Anyway, I don't see any point in posting more until the threadstarter comes back and gives us more information about what he wants. I think we can agree that if he's not willing or able to spend a lot of time on techniques, it's not worth spending that much money on instruments, for any reason.


almost never does anyone post saying how can i sound somewhat like _____. it would be much easier on the rest of us if they did but that doesn't happen often. when i talk about "tone chasing" i'm refering to those who's goal is to sound EXACTLY like ______. this is what i'm refering to wheni say that is foolish. have you ever met another player that truly "nailed" a famous players sound, i know i haven't. seen plenty of guys beating thee head agains the wall trying though. so once again i don't want to just say "yeah go buy the same gear" and have the guy get upset because he doesn't "nail" the sound and only "somewhat" gets it. also there are often way cheaper ways to "somewhat" get someones tone so you can enjoy playing their music. the OP can buy a US Standard strat and any number of different amps that get a marshally sound and still have money left over while still having quality gear.
#20
Quote by Roc8995
Yes, I think we've been over that just now. However, if you can play like Jimmy Page, and you want to sound more like him, you'll need to trade in your Squier Strat for a Les Paul.

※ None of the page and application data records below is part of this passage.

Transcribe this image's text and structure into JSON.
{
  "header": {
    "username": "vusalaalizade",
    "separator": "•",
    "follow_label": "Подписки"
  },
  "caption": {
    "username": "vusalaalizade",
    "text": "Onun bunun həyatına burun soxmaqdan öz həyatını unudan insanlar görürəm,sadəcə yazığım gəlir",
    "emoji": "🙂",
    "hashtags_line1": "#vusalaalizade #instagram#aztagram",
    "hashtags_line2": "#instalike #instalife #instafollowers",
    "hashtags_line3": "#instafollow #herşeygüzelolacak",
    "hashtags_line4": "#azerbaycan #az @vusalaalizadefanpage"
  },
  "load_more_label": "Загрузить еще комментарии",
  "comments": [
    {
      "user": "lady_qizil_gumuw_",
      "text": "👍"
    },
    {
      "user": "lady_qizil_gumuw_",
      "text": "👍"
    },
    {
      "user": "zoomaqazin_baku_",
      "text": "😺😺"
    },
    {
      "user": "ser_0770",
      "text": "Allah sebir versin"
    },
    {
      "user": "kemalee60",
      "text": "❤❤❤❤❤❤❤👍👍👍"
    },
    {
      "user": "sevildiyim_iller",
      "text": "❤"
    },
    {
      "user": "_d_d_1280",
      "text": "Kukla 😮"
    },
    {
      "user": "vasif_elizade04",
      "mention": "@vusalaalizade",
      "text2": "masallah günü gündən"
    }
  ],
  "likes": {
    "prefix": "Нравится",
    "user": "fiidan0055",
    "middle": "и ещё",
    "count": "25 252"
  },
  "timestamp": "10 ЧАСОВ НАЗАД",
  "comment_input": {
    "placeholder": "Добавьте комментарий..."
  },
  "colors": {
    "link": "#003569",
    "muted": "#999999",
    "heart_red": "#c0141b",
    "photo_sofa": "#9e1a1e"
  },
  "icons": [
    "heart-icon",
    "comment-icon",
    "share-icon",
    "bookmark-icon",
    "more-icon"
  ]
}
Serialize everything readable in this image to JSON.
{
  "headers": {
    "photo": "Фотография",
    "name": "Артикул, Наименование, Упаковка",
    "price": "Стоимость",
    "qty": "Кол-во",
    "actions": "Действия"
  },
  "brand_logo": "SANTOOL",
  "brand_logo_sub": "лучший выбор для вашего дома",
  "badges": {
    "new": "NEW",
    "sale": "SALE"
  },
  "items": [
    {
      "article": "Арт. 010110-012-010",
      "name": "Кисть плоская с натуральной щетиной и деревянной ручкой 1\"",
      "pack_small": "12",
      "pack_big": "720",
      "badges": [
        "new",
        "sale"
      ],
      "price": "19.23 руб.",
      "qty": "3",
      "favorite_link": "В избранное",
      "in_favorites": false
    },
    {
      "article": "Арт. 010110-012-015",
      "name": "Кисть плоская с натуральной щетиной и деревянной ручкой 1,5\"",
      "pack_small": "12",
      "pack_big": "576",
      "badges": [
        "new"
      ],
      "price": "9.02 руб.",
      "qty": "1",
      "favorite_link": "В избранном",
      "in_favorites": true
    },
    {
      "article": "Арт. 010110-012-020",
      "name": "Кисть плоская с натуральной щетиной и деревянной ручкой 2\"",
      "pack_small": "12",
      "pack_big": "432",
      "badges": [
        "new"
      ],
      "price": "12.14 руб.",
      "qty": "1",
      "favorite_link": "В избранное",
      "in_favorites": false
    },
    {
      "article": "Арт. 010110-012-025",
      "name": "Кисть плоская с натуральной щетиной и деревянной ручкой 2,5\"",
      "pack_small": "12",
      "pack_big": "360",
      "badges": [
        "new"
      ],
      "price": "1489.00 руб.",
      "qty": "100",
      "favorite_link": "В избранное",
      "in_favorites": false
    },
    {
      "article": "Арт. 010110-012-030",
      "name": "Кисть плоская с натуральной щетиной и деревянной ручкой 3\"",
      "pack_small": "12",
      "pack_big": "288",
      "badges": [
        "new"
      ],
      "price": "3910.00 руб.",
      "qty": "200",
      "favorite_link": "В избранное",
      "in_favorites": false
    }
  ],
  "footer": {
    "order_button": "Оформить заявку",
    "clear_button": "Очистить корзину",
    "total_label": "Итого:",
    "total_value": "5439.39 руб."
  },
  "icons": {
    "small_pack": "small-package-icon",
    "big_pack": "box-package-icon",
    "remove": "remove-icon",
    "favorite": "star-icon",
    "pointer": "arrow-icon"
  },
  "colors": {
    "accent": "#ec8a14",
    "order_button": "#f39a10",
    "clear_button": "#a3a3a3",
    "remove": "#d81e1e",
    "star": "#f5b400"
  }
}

I don't think it's fair to assume that people buying gear to sound like people are under the impression that gear is the only aspect of tone. This is the electric guitar section, and here we discuss electric guitars. If you want to discuss techniques, there's a different forum for that.




Though I do agree with monwowowobobo as well...

TS - get a decent strat, get a Marshall or Marshall-esque amp, a Big Muff and you're in the right direction. From there you can do what you want.

Or alternatively, buy exactly what gear he has including this

Last edited by Duv at Sep 4, 2011,